Central to the "Watershed of the Future" concept is the harvesting of agricultural residues, as well as the restoration of wetlands and shorelines, from which plant materials could also be harvested. The "Watershed of the Future" seizes upon the impressive nutrient uptake potential of wetland plants (e.g., cattails) and aquatic vegetation (e.g., duckweed), and recognizes that the nutrients locked within these plant fibres could be recaptured. In total, non-point phosphorous loading to waterways could be reduced by 25 to 95 per cent.
Once harvested, this plant matter would be processed in biorefineries—industrial plants that take biological materials as their inputs—and turned into high-value products such as cellulosic ethanol, bioplastics and pharmaceuticals. Through these biorefineries, phosphorous and nitrogen would also be recycled back into agriculture as fertilizers, thereby decreasing Manitoba's reliance on fuel-intensive nitrogen fertilizers and phosphorous imported from mines.
In addition, the "Watershed of the Future" takes an innovative approach to wastewater treatment, proposing that the approximately 400 wastewater treatment sites in Manitoba could become part of the bioeconomy through the creation of constructed wetlands that would not only clean the water and provide wildlife habitat, but also grow raw materials for processing in biorefineries.
You might also be interested in
Strategic Large-Basin Management for Multiple Benefits: Submission to the Manitoba Clean Environment Commission
This paper was submitted to the Manitoba Clean Environment Commission (CEC) for consideration in its review of the regulation of Lake Winnipeg under the Water Power Act.The submission makes the case for strategic basin management in the Lake Winnipeg/Nelson River basins to ensure that decisions…
Our Lake, Our Solutions: Two years of progress and partnerships
This video details progress IISD has made with its partners on the bioeconomy concept since the Lake Winnipeg Basin Summit in 2010, when IISD brought together 150 stakeholders to talk about solutions for Lake Winnipeg, the 10th largest freshwater lake in the world and one of the most nutrient…

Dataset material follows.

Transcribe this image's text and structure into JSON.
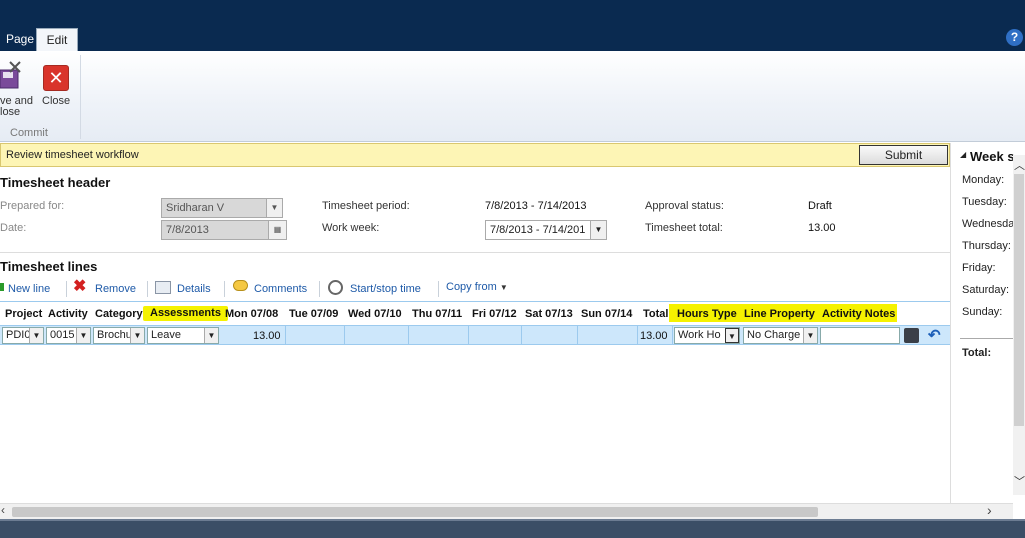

Lake Winnipeg Basin Summit Follow-up Meeting: Our Lake, Our Solutions
On November 30 and December 1, 2010, approximately 150 scientists, policy-makers, business leaders, civil society members and other stakeholders convened in Winnipeg for an intensive, two-day "Lake Winnipeg Basin Summit" hosted by the International Institute for Sustainable Development (IISD) Water…
A History of Innovation in the Lake Winnipeg Basin
Karla Zubrycki of the Water Innovation Centre presents on the history of innovation in the Lake Winnipeg Basin at the Lake Winnipeg Basin Summit, held in Winnipeg, Canada, on Nov. 30 and Dec. 1, 2010.An analysis of the history of the Lake Winnipeg Basin shows that, for centuries, people living in…